**Dataset content:**
== == ==

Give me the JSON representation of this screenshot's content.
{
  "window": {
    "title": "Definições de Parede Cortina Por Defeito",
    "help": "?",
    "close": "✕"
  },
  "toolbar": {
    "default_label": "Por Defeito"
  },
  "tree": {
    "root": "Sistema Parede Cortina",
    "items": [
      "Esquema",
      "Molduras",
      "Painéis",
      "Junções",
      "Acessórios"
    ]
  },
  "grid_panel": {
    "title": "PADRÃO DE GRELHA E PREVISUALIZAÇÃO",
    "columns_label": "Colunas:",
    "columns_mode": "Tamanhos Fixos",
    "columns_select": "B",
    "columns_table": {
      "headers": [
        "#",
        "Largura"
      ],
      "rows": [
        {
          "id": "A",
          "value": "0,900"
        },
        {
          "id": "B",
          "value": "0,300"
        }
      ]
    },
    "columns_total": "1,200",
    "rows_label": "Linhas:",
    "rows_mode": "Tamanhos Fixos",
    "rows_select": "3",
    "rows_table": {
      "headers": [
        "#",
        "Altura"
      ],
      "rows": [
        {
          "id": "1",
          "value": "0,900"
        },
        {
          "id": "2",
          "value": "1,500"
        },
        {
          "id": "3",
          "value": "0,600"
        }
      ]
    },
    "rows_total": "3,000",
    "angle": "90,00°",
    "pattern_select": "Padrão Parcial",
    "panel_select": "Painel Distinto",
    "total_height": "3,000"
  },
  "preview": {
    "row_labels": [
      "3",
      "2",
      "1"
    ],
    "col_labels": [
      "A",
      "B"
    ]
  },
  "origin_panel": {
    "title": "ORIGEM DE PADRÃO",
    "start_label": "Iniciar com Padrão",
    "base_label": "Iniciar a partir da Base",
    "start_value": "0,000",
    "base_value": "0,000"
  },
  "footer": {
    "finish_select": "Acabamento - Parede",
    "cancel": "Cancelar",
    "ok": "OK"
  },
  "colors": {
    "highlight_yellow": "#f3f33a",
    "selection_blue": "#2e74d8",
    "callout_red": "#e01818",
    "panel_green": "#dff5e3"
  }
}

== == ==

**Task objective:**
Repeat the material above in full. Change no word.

**Completed exercise:**
Give me the JSON representation of this screenshot's content.
{
  "window": {
    "title": "Definições de Parede Cortina Por Defeito",
    "help": "?",
    "close": "✕"
  },
  "toolbar": {
    "default_label": "Por Defeito"
  },
  "tree": {
    "root": "Sistema Parede Cortina",
    "items": [
      "Esquema",
      "Molduras",
      "Painéis",
      "Junções",
      "Acessórios"
    ]
  },
  "grid_panel": {
    "title": "PADRÃO DE GRELHA E PREVISUALIZAÇÃO",
    "columns_label": "Colunas:",
    "columns_mode": "Tamanhos Fixos",
    "columns_select": "B",
    "columns_table": {
      "headers": [
        "#",
        "Largura"
      ],
      "rows": [
        {
          "id": "A",
          "value": "0,900"
        },
        {
          "id": "B",
          "value": "0,300"
        }
      ]
    },
    "columns_total": "1,200",
    "rows_label": "Linhas:",
    "rows_mode": "Tamanhos Fixos",
    "rows_select": "3",
    "rows_table": {
      "headers": [
        "#",
        "Altura"
      ],
      "rows": [
        {
          "id": "1",
          "value": "0,900"
        },
        {
          "id": "2",
          "value": "1,500"
        },
        {
          "id": "3",
          "value": "0,600"
        }
      ]
    },
    "rows_total": "3,000",
    "angle": "90,00°",
    "pattern_select": "Padrão Parcial",
    "panel_select": "Painel Distinto",
    "total_height": "3,000"
  },
  "preview": {
    "row_labels": [
      "3",
      "2",
      "1"
    ],
    "col_labels": [
      "A",
      "B"
    ]
  },
  "origin_panel": {
    "title": "ORIGEM DE PADRÃO",
    "start_label": "Iniciar com Padrão",
    "base_label": "Iniciar a partir da Base",
    "start_value": "0,000",
    "base_value": "0,000"
  },
  "footer": {
    "finish_select": "Acabamento - Parede",
    "cancel": "Cancelar",
    "ok": "OK"
  },
  "colors": {
    "highlight_yellow": "#f3f33a",
    "selection_blue": "#2e74d8",
    "callout_red": "#e01818",
    "panel_green": "#dff5e3"
  }
}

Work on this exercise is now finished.